Pay close attention to the date on your seed packet, and to the germination rate (which will be a % out of 100). You want to plant seeds that are no older than two years old, and with a germination rate between 75% and 100%. Another thing to consider is buying organic seeds. Organic seeds are going to respond better to natural fertilizers such as composts, and will tend to grow longer roots because they have to dig deeper to find nutrients in the soil.
Below is a list of seed companies I recommend because of their wide selection of organic seeds, high quality seeds, and nifty varieties:
- Southern Exposure (Fairly local seed company with seeds specifically adapted to this region)
- Turtle Tree Seeds (Biodynamic seeds)
- Seeds of Change (All Organic Seeds)
- Native Seed Search
- Baker Creek (Neat Varieties)
- High Mowing
- Johnny’s Selected Seeds
- Seed Saver’s Exchange
2.) Seed trays
This is what you will fill with dirt to plant you seed in. Almost any plastic or waxed paper container can be turned into a seed tray as long as you poke holes in the bottom for water to drain.

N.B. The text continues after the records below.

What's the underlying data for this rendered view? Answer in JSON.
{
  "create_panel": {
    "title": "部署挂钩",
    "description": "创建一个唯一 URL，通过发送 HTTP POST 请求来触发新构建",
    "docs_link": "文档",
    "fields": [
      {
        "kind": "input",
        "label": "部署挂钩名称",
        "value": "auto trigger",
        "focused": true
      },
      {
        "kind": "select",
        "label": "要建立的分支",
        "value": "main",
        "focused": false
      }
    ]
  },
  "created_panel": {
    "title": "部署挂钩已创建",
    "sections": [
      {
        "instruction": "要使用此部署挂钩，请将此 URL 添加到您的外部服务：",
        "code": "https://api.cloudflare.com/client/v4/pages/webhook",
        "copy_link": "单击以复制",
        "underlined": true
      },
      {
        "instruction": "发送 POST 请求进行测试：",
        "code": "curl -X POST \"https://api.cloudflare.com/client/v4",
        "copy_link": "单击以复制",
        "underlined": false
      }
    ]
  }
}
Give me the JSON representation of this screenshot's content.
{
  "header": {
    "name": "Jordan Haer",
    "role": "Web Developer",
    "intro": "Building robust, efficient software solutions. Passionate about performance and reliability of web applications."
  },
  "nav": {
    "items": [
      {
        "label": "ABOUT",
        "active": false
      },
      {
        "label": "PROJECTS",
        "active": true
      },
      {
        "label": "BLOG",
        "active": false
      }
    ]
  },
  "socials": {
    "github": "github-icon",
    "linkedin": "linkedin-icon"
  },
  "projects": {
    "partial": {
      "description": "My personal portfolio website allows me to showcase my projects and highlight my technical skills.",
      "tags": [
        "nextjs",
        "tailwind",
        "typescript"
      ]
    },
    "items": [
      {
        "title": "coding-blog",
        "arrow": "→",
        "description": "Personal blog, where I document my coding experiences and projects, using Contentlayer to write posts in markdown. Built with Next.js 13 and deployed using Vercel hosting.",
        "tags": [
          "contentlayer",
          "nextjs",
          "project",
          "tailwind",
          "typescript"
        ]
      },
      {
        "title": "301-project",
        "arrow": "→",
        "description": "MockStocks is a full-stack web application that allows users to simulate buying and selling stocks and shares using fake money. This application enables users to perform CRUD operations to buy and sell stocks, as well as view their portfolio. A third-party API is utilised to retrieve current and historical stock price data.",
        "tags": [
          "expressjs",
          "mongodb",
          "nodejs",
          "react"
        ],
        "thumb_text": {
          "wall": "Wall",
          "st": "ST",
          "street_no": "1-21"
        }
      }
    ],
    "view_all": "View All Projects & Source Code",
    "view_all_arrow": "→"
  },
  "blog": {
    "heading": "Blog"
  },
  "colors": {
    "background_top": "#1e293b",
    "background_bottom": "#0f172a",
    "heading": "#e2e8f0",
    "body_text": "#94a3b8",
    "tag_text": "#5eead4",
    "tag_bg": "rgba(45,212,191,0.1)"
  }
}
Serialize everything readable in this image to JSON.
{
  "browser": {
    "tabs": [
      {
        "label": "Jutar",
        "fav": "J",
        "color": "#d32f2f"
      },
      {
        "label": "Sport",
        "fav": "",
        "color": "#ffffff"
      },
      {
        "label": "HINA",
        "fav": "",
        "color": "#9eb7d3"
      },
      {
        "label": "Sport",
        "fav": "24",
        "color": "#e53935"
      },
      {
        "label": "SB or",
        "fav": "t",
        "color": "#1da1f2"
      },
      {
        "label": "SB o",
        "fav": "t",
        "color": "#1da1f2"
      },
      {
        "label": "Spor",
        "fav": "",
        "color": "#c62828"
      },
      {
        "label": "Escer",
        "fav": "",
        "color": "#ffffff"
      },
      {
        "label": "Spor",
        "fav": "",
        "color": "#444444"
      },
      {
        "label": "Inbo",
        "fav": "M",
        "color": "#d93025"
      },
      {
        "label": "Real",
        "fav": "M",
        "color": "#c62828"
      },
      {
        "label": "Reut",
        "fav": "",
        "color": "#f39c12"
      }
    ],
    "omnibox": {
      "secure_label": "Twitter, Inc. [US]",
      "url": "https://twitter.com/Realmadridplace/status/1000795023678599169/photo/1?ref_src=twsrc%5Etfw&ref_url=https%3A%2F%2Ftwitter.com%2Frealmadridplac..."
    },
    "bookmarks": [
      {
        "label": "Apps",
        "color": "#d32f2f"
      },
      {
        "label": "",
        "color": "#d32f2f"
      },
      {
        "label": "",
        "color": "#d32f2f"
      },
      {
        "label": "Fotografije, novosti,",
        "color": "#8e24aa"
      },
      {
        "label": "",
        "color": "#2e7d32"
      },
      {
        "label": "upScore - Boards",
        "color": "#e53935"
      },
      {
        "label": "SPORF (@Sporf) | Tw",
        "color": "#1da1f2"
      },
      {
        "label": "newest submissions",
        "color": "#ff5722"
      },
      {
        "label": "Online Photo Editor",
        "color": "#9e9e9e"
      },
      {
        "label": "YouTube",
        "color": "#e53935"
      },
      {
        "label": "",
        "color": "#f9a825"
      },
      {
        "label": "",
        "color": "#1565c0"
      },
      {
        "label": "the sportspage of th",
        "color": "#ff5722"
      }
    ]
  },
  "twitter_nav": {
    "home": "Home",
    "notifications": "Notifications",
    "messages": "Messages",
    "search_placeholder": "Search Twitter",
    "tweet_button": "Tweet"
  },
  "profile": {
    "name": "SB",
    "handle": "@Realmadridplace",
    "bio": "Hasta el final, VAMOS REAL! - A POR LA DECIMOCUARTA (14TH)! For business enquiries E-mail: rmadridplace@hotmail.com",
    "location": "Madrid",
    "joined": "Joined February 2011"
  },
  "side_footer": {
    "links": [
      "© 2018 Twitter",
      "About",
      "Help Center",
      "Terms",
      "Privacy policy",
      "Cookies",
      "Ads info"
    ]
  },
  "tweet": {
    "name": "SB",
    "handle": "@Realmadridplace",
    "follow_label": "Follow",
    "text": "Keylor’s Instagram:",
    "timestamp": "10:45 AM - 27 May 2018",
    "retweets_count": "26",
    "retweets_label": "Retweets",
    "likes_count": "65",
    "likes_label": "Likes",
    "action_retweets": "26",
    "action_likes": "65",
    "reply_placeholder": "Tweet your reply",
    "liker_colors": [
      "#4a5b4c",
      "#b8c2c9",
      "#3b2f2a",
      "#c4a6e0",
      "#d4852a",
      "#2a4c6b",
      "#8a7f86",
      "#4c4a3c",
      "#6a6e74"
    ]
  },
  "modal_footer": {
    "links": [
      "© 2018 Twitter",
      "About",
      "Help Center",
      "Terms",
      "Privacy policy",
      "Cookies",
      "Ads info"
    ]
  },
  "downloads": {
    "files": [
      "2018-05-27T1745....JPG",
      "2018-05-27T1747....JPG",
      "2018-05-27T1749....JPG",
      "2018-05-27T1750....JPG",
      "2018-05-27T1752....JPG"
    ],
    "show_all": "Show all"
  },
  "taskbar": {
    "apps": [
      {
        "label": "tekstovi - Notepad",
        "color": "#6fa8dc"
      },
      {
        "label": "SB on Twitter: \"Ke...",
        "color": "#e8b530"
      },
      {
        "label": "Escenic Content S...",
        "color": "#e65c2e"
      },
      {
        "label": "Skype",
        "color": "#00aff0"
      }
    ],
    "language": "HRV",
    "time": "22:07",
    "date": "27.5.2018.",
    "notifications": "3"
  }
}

For small plants like onions, egg cartons would even work). In the picture here I am using a ‘128 tray’, which is just a plastic tray with 128 connected cells. Your local nursery should have similar seed trays. The object is to have at least one onion sprouting in each cell.
If you are using used seed trays from last season, or if you are borrowing some from a friend I would suggest you should wash your trays in a diluted water/bleach solution in order to kill off any plant diseases that may transfer from the old soil into your new baby seedlings! I use about a cap-full of bleach for four gallons of water to sterilize trays. This is an USDA organically approved practice.
3.) Potting Soil
Potting soil is a light fluffy soil that is ideal for starting seeds. I would recommend organic potting soil if you want to grow vegetables free of chemicals. Everything that goes into nourishing an organic plant must be organic itself. You should be able to find organic potting soil at your local nursery.
If you have a south facing window that gets about 5 hours of direct sunlight a day in the winter, that would be a great place to keep your starts. I will be starting our seeds in a neighbor’s greenhouse. Also have a place in mind outside that will have enough sun to and good soil to transplant your ‘start’, or seedling, into.